The Speaker’s Unique Poetic Voice

Dickinson’s speakers are numerous and varied, but each exhibits a similar voice, or distinctive tone and style. Poets create speakers to literally speak their poems; while these speakers might share traits with their creators or might be based on real historical figures, ultimately they are fictional entities distinct from their writers. Frequently, Dickinson employs the first person, which lends her poems the immediacy of a dialogue between two people, the speaker and the reader. She sometimes aligns multiple speakers in one poem with the use of the plural personal pronoun we. The first-person singular and plural allow Dickinson to write about specific experiences in the world: her speakers convey distinct, subjective emotions and individual thoughts rather than objective, concrete truths. Readers are thus invited to compare their experiences, emotions, and thoughts with those expressed in Dickinson’s lyrics. By emphasizing the subjectivity, or individuality, of experience, Dickinson rails against those educational and religious institutions that attempt to limit individual knowledge and experience.

Read about the related theme of the subjective nature of reality in Virginia Woolf’s To the Lighthouse.

The Connection Between Sight and Self

For Dickinson, seeing is a form of individual power. Sight requires that the seer have the authority to associate with the world around her or him in meaningful ways and the sovereignty to act based on what she or he believes exists as opposed to what another entity dictates. In this sense, sight becomes an important expression of the self, and consequently the speakers in Dickinson’s poems value it highly. The horror that the speaker of “I heard a Fly buzz—when I died—” (465) experiences is attributable to her loss of eyesight in the moments leading up to her death. The final utterance, “I could not see to see” (16), points to the fact that the last gasp of life, and thus of selfhood, is concentrated on the desire to “see” more than anything else. In this poem, sight and self are so synonymous that the end of one (blindness) translates into the end of the other (death).

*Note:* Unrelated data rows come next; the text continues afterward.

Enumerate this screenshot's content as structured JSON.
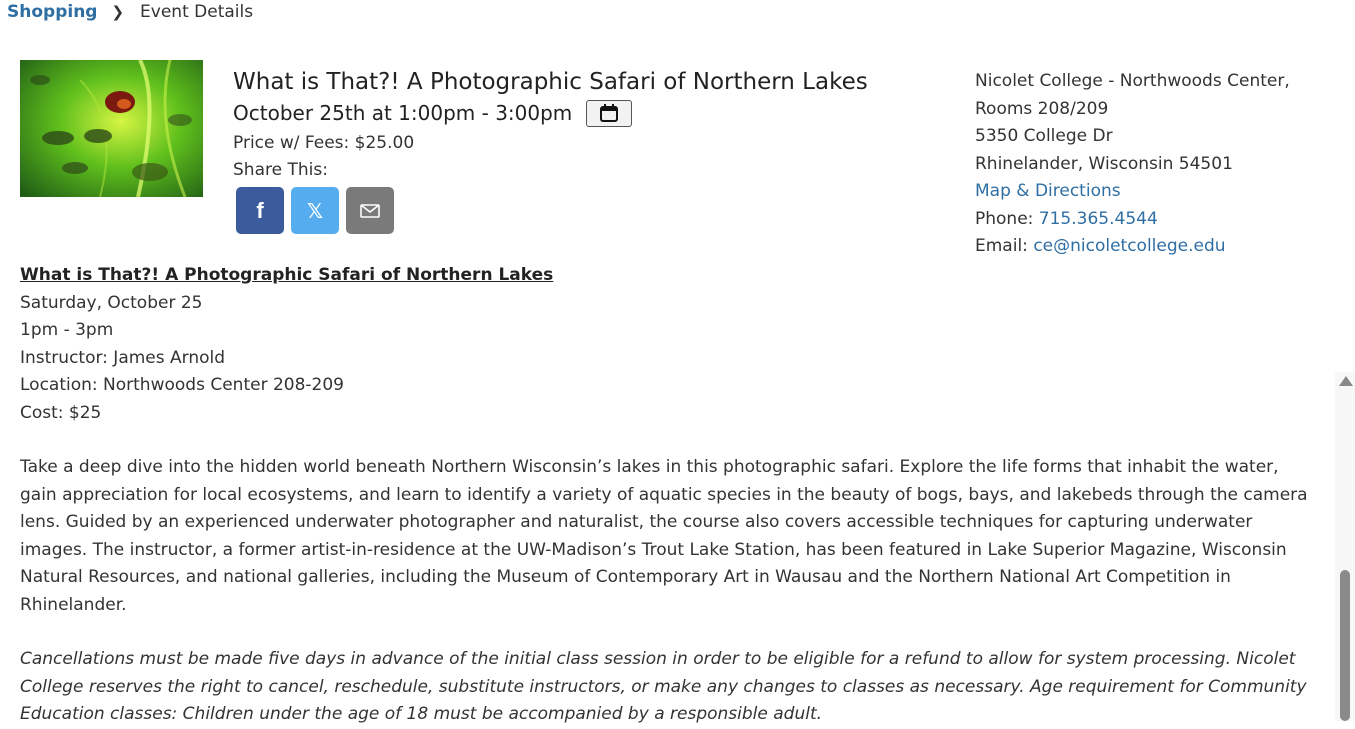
{
  "breadcrumb": {
    "parent": "Shopping",
    "current": "Event Details"
  },
  "event": {
    "title": "What is That?! A Photographic Safari of Northern Lakes",
    "when": "October 25th at 1:00pm - 3:00pm",
    "price": "Price w/ Fees: $25.00",
    "share_label": "Share This:",
    "share_buttons": {
      "facebook": "f",
      "x": "𝕏"
    }
  },
  "venue": {
    "name": "Nicolet College - Northwoods Center,",
    "rooms": "Rooms 208/209",
    "street": "5350 College Dr",
    "city": "Rhinelander, Wisconsin 54501",
    "map_link": "Map & Directions",
    "phone_label": "Phone:",
    "phone": "715.365.4544",
    "email_label": "Email:",
    "email": "ce@nicoletcollege.edu"
  },
  "details": {
    "heading": "What is That?! A Photographic Safari of Northern Lakes",
    "day": "Saturday, October 25",
    "time": "1pm - 3pm",
    "instructor": "Instructor: James Arnold",
    "location": "Location: Northwoods Center 208-209",
    "cost": "Cost: $25",
    "description": "Take a deep dive into the hidden world beneath Northern Wisconsin’s lakes in this photographic safari. Explore the life forms that inhabit the water, gain appreciation for local ecosystems, and learn to identify a variety of aquatic species in the beauty of bogs, bays, and lakebeds through the camera lens. Guided by an experienced underwater photographer and naturalist, the course also covers accessible techniques for capturing underwater images. The instructor, a former artist-in-residence at the UW-Madison’s Trout Lake Station, has been featured in Lake Superior Magazine, Wisconsin Natural Resources, and national galleries, including the Museum of Contemporary Art in Wausau and the Northern National Art Competition in Rhinelander.",
    "policy": "Cancellations must be made five days in advance of the initial class session in order to be eligible for a refund to allow for system processing. Nicolet College reserves the right to cancel, reschedule, substitute instructors, or make any changes to classes as necessary. Age requirement for Community Education classes: Children under the age of 18 must be accompanied by a responsible adult."
  },
  "colors": {
    "link": "#2f6ea3",
    "facebook": "#3b5b9c",
    "x": "#55acee",
    "email": "#7a7a7a"
  }
}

In other poems, sight and self seem literally fused, a connection that Dickinson toys with by playing on the sonic similarity of the words I and eye. This wordplay abounds in Dickinson’s body of work. It is used especially effectively in the third stanza of “The Soul selects her own Society—” (303), in which the speaker declares that she knows the soul, or the self. She commands the soul to choose one person from a great number of people and then “close the lids” of attention. In this poem, the “I” that is the soul has eyelike properties: closing the lids, an act that would prevent seeing, is tantamount to cutting off the “I” from the rest of society.